* What is required *
For the data that follows, give the number of lines in which "Some" appears. Add nothing to it.

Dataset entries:
* * * * *

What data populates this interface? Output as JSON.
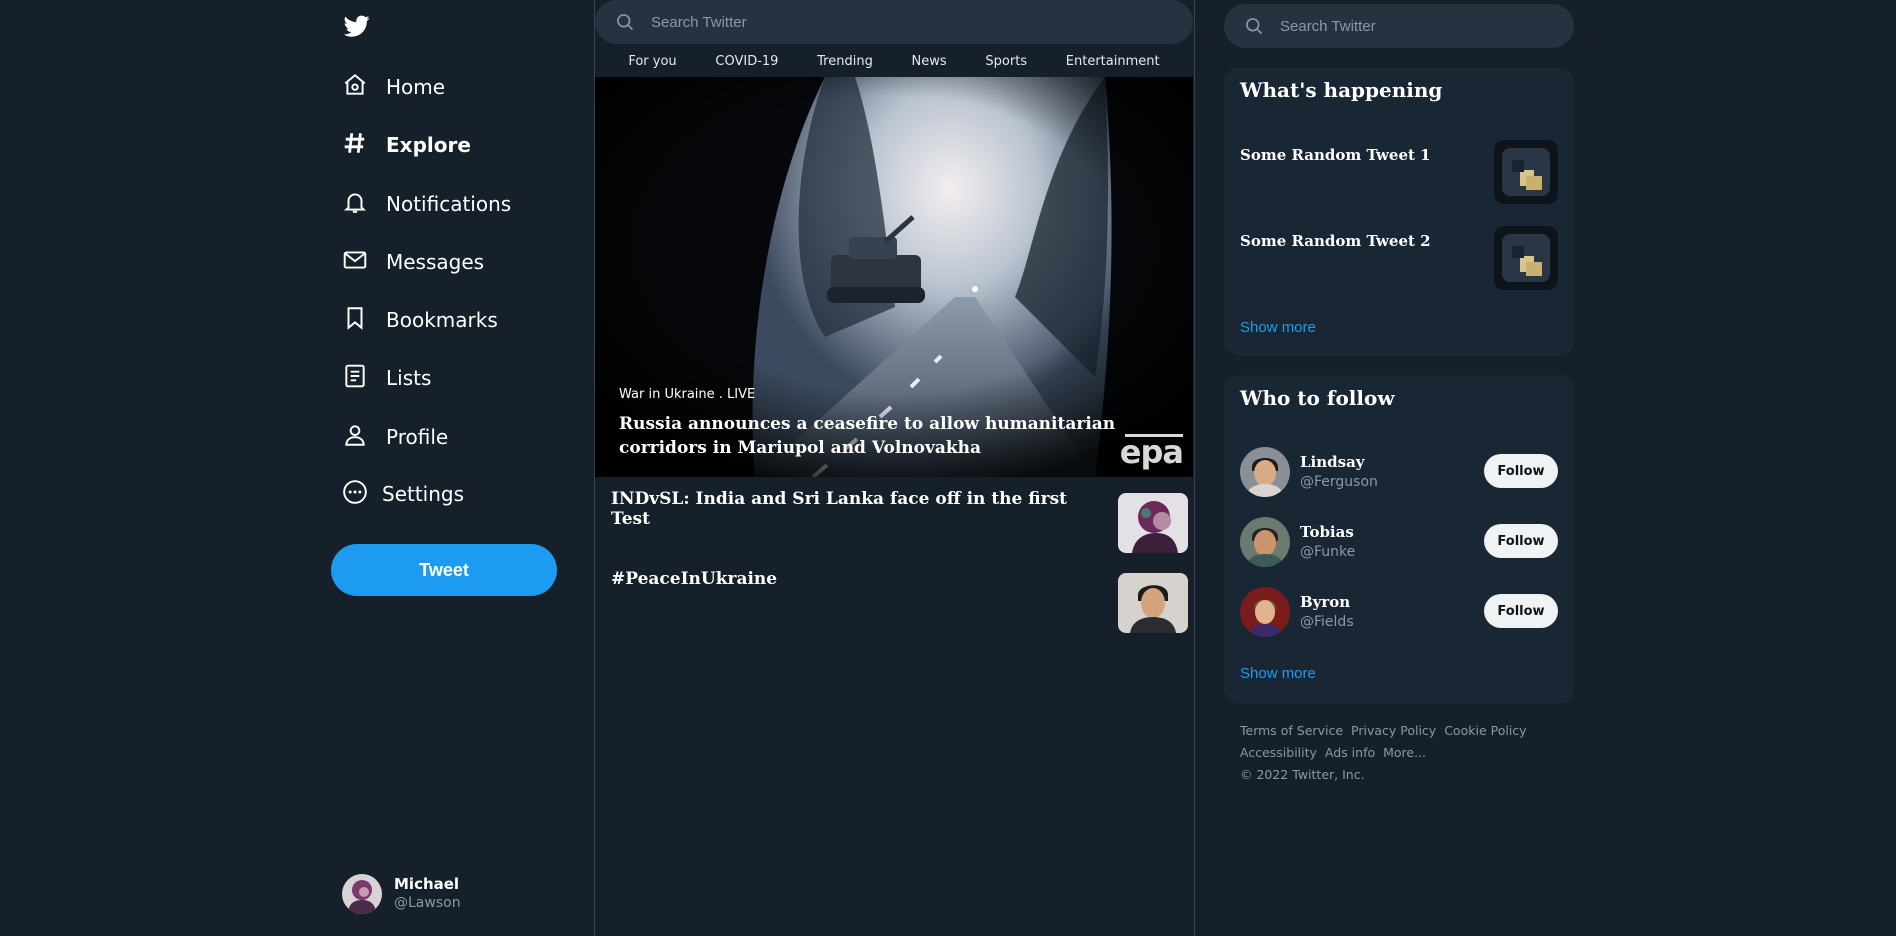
{
  "colors": {
    "background": "#15202b",
    "panel": "#192734",
    "accent": "#1d9bf0",
    "border": "#38444d",
    "muted": "#8b98a5"
  },
  "sidebar": {
    "logo_icon": "twitter-bird-icon",
    "items": [
      {
        "label": "Home",
        "icon": "home-icon"
      },
      {
        "label": "Explore",
        "icon": "hashtag-icon"
      },
      {
        "label": "Notifications",
        "icon": "bell-icon"
      },
      {
        "label": "Messages",
        "icon": "envelope-icon"
      },
      {
        "label": "Bookmarks",
        "icon": "bookmark-icon"
      },
      {
        "label": "Lists",
        "icon": "list-icon"
      },
      {
        "label": "Profile",
        "icon": "person-icon"
      },
      {
        "label": "Settings",
        "icon": "more-circle-icon"
      }
    ],
    "tweet_label": "Tweet",
    "account": {
      "name": "Michael",
      "handle": "@Lawson"
    }
  },
  "center": {
    "search_placeholder": "Search Twitter",
    "tabs": [
      "For you",
      "COVID-19",
      "Trending",
      "News",
      "Sports",
      "Entertainment"
    ],
    "hero": {
      "kicker": "War in Ukraine . LIVE",
      "headline": "Russia announces a ceasefire to allow humanitarian corridors in Mariupol and Volnovakha",
      "watermark": "epa"
    },
    "news": [
      {
        "title": "INDvSL: India and Sri Lanka face off in the first Test"
      },
      {
        "title": "#PeaceInUkraine"
      }
    ]
  },
  "right": {
    "search_placeholder": "Search Twitter",
    "happening": {
      "title": "What's happening",
      "items": [
        {
          "title": "Some Random Tweet 1"
        },
        {
          "title": "Some Random Tweet 2"
        }
      ],
      "show_more": "Show more"
    },
    "who_to_follow": {
      "title": "Who to follow",
      "users": [
        {
          "name": "Lindsay",
          "handle": "@Ferguson",
          "button": "Follow"
        },
        {
          "name": "Tobias",
          "handle": "@Funke",
          "button": "Follow"
        },
        {
          "name": "Byron",
          "handle": "@Fields",
          "button": "Follow"
        }
      ],
      "show_more": "Show more"
    },
    "footer": {
      "links": [
        "Terms of Service",
        "Privacy Policy",
        "Cookie Policy",
        "Accessibility",
        "Ads info",
        "More..."
      ],
      "copyright": "© 2022 Twitter, Inc."
    }
  }
}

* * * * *

* Solution below *
2